Orth, Stephan "Couchsurfing in China: Encounters and Escapades Beyond the Great Wall" aka "High Tech and Hot Pot: Revealing Encounters Inside the Real China" (Couchsurfing in China. Durch die Wohnzimmer der neuen Supermacht) -
Through the author's travels, we can take a little glimpse into the life of normal people in China. Although, most hosts are probably not completely representative, after all, they are very social and offer total strangers a roof over their head and a bed to sleep in, guide them through their city and talk about their lives, the average citizen probably doesn't do that in any country.
But that way, we read about giant cities that are bigger than the largest European cities that you had never heard of before.
See, Lisa "Snow Flower and the Secret Fan" - 2005
Lily and her friend Snow Flower are destined to be "laotong" (according to their horoscope), we would probably say BFFs (best friends forever) today. She tells us all about her life in her native family, her married family, her friendship with Snow Flower, her life during the Taiping Rebellion, her roles as daughter, wife, mother, friend.
Sendker, Jan-Philipp "Whispering Shadows" (The Rising Dragon #1) (GE: Das Flüstern der Schatten) - 2007
This novel by German journalist Jan-Philipp Sendker is the first in "The Rising Dragon trilogy". It gives an insight into today's China of which we still know far too little. The author reports about the grief of a man who has lost his son. And he talks about the slow healing after a heavy blow.

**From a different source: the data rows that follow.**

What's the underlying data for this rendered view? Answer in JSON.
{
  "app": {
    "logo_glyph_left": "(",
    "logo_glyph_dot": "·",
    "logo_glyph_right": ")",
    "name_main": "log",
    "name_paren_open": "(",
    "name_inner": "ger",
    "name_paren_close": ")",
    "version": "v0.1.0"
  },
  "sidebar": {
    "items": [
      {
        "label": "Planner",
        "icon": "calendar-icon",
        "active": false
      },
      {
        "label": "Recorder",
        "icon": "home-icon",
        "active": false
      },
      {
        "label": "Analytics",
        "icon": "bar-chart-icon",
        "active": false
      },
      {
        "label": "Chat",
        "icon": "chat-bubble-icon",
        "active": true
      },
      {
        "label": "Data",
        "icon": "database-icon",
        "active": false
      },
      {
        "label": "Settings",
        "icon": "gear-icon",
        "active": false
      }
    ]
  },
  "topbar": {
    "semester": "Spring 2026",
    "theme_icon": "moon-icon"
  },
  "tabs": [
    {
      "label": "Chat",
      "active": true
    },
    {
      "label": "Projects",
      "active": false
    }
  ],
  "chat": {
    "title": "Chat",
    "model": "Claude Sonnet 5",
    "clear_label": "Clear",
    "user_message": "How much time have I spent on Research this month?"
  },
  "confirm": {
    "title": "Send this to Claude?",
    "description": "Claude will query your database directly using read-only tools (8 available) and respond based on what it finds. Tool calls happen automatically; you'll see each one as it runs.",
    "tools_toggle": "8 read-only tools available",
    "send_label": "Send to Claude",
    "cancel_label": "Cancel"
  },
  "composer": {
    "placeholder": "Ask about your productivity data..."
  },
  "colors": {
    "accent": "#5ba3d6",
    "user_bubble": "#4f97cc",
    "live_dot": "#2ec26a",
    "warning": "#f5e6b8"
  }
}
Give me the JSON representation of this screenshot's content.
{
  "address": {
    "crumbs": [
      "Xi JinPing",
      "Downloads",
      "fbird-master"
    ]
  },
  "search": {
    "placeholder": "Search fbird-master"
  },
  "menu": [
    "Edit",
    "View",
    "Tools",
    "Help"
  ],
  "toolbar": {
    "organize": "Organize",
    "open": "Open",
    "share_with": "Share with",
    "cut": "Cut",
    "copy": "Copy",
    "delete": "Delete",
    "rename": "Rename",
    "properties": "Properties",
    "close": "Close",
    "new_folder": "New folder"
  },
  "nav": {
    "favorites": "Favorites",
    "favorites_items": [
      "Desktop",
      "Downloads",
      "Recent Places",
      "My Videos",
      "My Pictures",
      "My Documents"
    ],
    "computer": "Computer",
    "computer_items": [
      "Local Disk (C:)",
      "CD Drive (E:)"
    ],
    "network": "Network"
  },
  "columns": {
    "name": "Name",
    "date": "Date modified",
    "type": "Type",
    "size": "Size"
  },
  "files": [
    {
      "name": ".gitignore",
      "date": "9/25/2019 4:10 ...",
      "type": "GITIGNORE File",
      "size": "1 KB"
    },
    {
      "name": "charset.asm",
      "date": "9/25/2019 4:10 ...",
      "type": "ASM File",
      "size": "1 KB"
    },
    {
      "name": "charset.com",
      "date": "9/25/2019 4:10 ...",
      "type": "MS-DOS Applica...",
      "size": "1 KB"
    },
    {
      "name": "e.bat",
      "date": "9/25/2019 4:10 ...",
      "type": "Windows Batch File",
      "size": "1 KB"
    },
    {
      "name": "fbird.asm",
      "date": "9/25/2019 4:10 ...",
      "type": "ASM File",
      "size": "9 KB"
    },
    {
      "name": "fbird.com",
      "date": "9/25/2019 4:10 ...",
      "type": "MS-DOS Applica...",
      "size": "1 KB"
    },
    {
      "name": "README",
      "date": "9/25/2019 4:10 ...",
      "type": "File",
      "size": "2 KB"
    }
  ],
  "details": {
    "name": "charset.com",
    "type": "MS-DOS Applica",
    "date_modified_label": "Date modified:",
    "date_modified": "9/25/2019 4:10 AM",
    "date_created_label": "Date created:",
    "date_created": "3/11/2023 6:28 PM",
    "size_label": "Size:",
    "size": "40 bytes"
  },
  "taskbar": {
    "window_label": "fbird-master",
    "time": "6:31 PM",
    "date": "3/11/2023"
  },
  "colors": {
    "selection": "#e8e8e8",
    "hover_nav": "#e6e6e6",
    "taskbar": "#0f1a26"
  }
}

The book is both philosophic and informative.
Can you add any other books that fit into this category?